# Records provided:

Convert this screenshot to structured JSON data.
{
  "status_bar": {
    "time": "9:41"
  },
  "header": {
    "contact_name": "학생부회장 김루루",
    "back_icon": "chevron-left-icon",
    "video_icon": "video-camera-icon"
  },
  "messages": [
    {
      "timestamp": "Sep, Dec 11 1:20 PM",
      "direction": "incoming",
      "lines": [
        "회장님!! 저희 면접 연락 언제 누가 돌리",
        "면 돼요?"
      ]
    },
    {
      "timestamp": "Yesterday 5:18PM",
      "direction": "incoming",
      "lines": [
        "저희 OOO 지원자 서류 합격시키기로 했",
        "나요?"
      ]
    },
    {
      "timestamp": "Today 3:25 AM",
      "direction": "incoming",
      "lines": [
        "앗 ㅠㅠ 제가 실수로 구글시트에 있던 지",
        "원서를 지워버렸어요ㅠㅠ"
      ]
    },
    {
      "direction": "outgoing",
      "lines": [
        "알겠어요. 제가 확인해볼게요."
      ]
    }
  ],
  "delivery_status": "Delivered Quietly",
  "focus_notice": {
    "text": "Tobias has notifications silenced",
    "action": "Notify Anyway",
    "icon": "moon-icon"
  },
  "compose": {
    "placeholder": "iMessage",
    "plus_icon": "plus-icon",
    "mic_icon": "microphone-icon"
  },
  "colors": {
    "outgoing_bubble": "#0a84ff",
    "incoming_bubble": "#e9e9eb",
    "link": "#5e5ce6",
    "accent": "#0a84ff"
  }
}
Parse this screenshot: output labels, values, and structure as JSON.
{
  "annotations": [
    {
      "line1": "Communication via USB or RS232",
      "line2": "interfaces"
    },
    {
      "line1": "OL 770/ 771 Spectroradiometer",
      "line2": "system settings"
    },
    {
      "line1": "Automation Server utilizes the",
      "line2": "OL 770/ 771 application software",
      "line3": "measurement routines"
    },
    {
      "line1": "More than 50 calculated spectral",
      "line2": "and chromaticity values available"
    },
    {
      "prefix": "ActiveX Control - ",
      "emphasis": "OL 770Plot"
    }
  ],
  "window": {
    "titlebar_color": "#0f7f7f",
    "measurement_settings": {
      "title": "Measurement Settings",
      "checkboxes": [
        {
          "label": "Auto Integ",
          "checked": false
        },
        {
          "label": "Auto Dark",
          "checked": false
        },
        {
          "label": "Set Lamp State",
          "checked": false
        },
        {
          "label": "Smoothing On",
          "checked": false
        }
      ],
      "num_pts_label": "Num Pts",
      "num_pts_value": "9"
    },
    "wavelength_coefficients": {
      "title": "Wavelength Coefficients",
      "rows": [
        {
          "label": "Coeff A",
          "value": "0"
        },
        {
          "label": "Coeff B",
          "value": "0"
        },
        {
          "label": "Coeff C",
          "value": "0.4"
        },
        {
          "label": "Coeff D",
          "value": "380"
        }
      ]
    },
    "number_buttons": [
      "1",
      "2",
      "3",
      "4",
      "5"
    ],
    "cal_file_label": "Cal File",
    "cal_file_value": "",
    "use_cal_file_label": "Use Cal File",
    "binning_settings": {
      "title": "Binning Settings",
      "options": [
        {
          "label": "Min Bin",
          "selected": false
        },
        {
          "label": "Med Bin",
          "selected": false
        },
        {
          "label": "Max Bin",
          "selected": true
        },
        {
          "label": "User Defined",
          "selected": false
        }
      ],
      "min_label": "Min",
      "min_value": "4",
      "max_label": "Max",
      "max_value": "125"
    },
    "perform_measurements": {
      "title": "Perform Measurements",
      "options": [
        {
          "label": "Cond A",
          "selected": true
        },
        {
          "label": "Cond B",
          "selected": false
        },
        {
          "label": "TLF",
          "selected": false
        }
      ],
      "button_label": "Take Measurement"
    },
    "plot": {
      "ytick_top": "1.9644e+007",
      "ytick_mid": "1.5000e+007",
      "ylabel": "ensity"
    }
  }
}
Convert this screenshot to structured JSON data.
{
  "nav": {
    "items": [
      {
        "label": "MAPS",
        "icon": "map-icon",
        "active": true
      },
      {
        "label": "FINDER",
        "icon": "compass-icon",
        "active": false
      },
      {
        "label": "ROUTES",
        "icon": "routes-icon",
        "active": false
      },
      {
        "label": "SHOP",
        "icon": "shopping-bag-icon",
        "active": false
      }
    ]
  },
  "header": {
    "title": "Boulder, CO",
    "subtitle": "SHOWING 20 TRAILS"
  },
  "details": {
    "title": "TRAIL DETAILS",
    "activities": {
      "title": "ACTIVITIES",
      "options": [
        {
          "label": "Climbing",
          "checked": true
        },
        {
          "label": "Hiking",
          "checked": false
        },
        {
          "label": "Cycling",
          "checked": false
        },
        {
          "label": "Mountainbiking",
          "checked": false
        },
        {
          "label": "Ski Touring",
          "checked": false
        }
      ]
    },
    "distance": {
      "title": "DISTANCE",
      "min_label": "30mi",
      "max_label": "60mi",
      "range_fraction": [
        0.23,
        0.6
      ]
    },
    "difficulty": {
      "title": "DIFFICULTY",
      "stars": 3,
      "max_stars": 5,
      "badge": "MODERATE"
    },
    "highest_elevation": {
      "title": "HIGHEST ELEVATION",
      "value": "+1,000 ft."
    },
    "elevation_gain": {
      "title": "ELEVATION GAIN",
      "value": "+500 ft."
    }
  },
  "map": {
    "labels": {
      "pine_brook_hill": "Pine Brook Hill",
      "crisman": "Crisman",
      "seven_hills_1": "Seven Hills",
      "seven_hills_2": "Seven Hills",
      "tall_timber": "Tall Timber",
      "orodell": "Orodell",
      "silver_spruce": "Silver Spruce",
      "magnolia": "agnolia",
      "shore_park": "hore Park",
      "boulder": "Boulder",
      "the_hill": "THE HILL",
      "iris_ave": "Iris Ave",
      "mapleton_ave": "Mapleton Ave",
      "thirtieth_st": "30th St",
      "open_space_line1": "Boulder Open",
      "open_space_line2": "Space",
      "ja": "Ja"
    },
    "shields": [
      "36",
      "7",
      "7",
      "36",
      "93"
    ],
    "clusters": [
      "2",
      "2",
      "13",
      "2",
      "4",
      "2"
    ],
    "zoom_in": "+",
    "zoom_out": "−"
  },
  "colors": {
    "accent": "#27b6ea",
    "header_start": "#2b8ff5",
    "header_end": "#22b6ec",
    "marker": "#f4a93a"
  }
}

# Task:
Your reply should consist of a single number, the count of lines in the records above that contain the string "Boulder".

# Answer to the problem:
3